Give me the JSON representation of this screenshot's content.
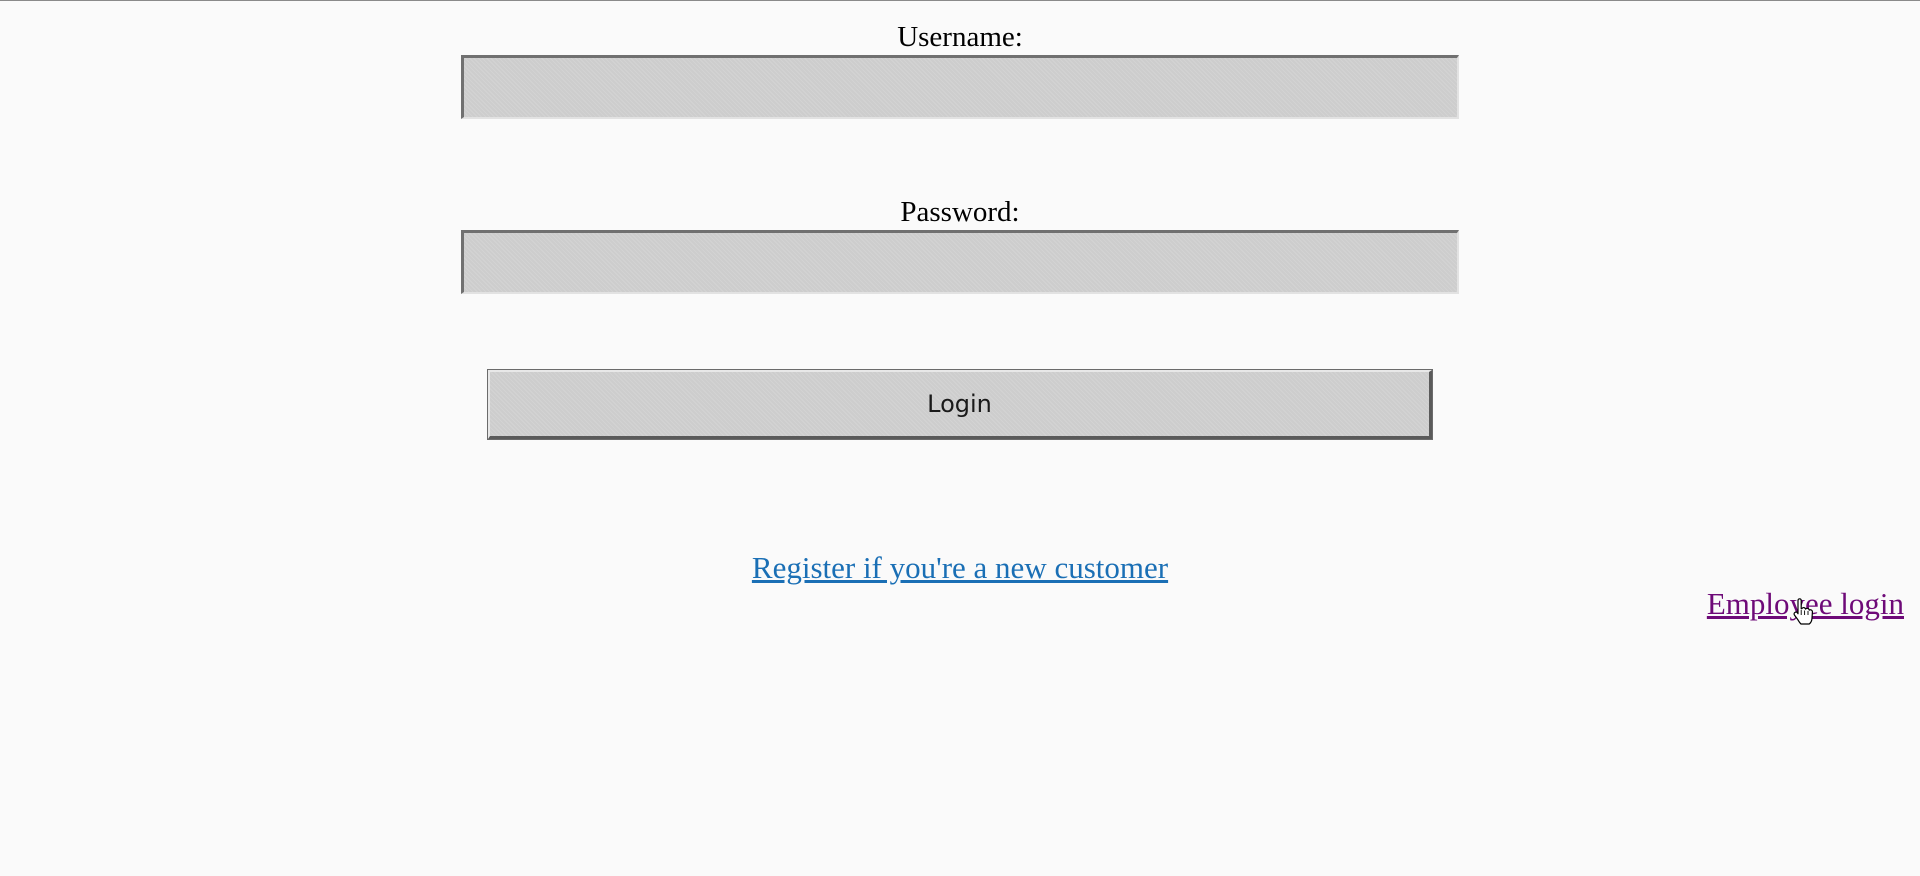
{
  "form": {
    "username": {
      "label": "Username:",
      "value": "",
      "placeholder": ""
    },
    "password": {
      "label": "Password:",
      "value": "",
      "placeholder": ""
    },
    "login_button_label": "Login"
  },
  "links": {
    "register": "Register if you're a new customer",
    "employee_login": "Employee login"
  },
  "colors": {
    "background": "#fafafa",
    "input_fill": "#cdcdcd",
    "link": "#1a6fb5",
    "visited_link": "#6e0a78"
  },
  "icons": {
    "cursor": "hand-pointer-icon"
  }
}
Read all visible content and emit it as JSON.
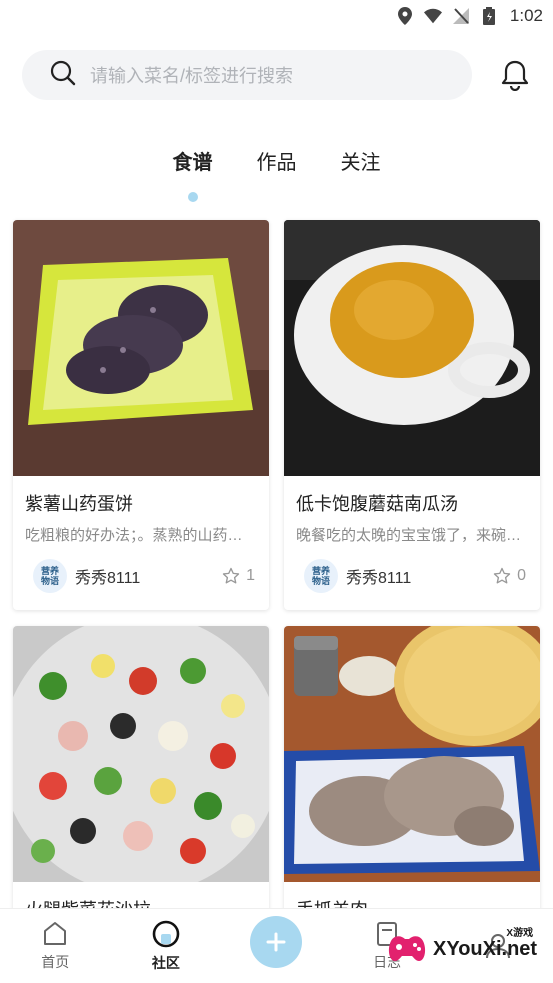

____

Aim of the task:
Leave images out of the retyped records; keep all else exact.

Solution:
Give me the JSON representation of this screenshot's content.
{
  "form": {
    "username": {
      "label": "Username:",
      "value": "",
      "placeholder": ""
    },
    "password": {
      "label": "Password:",
      "value": "",
      "placeholder": ""
    },
    "login_button_label": "Login"
  },
  "links": {
    "register": "Register if you're a new customer",
    "employee_login": "Employee login"
  },
  "colors": {
    "background": "#fafafa",
    "input_fill": "#cdcdcd",
    "link": "#1a6fb5",
    "visited_link": "#6e0a78"
  },
  "icons": {
    "cursor": "hand-pointer-icon"
  }
}
Read all visible content and emit it as JSON.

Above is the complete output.